Data provided:

[Start of Attachment]

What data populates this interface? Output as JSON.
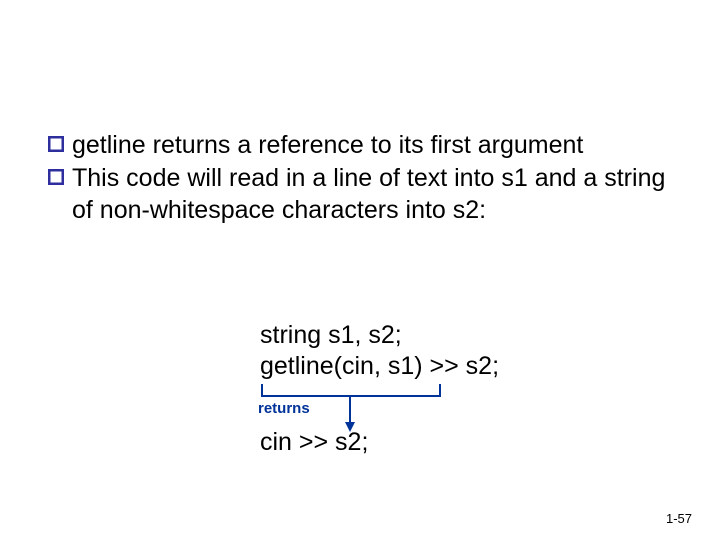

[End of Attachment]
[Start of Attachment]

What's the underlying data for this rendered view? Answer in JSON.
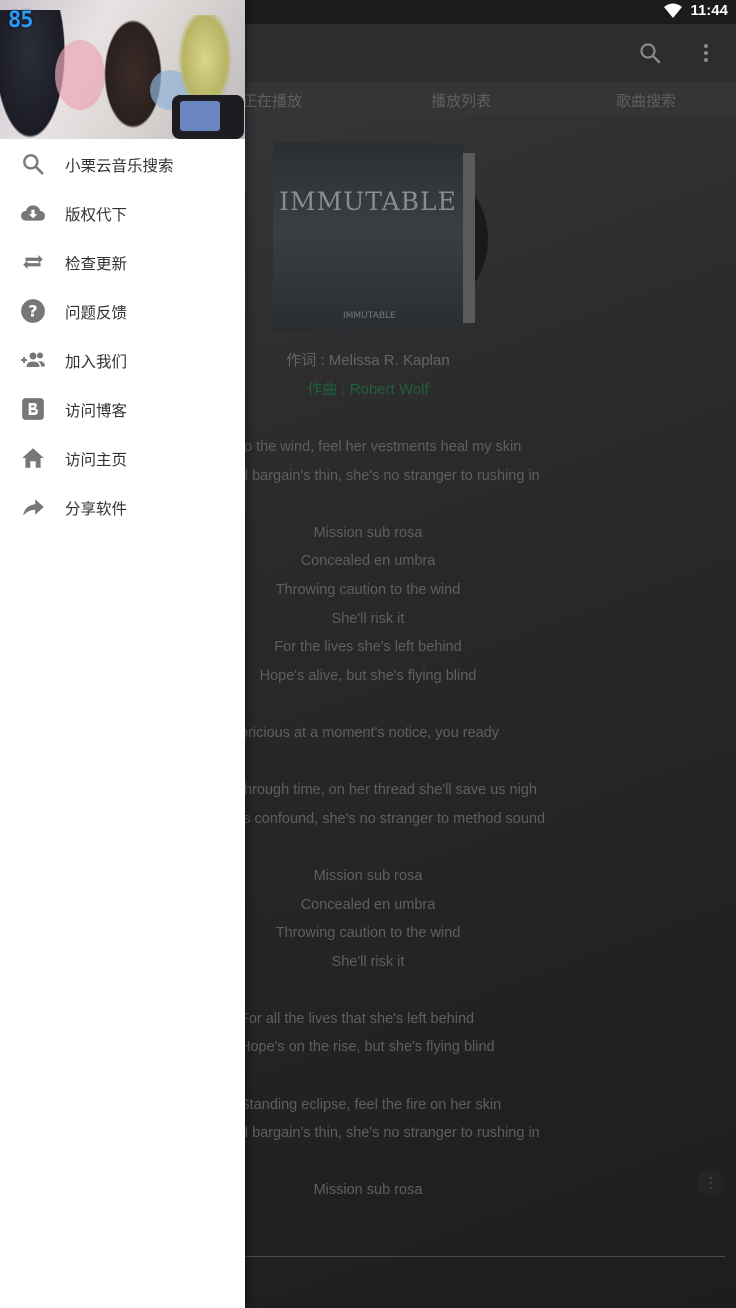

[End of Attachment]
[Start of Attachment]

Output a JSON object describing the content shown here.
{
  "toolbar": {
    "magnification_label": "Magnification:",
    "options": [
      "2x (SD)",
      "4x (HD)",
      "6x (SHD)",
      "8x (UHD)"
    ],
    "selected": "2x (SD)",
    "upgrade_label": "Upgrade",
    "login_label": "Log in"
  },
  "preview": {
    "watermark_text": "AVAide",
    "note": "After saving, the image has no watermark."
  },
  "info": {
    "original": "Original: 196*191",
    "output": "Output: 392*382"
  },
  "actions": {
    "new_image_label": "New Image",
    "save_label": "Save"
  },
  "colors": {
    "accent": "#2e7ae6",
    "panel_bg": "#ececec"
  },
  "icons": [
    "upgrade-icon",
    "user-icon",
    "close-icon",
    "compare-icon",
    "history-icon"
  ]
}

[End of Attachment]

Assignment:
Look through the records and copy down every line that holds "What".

Exercise solution:
What data populates this interface? Output as JSON.
What's the underlying data for this rendered view? Answer in JSON.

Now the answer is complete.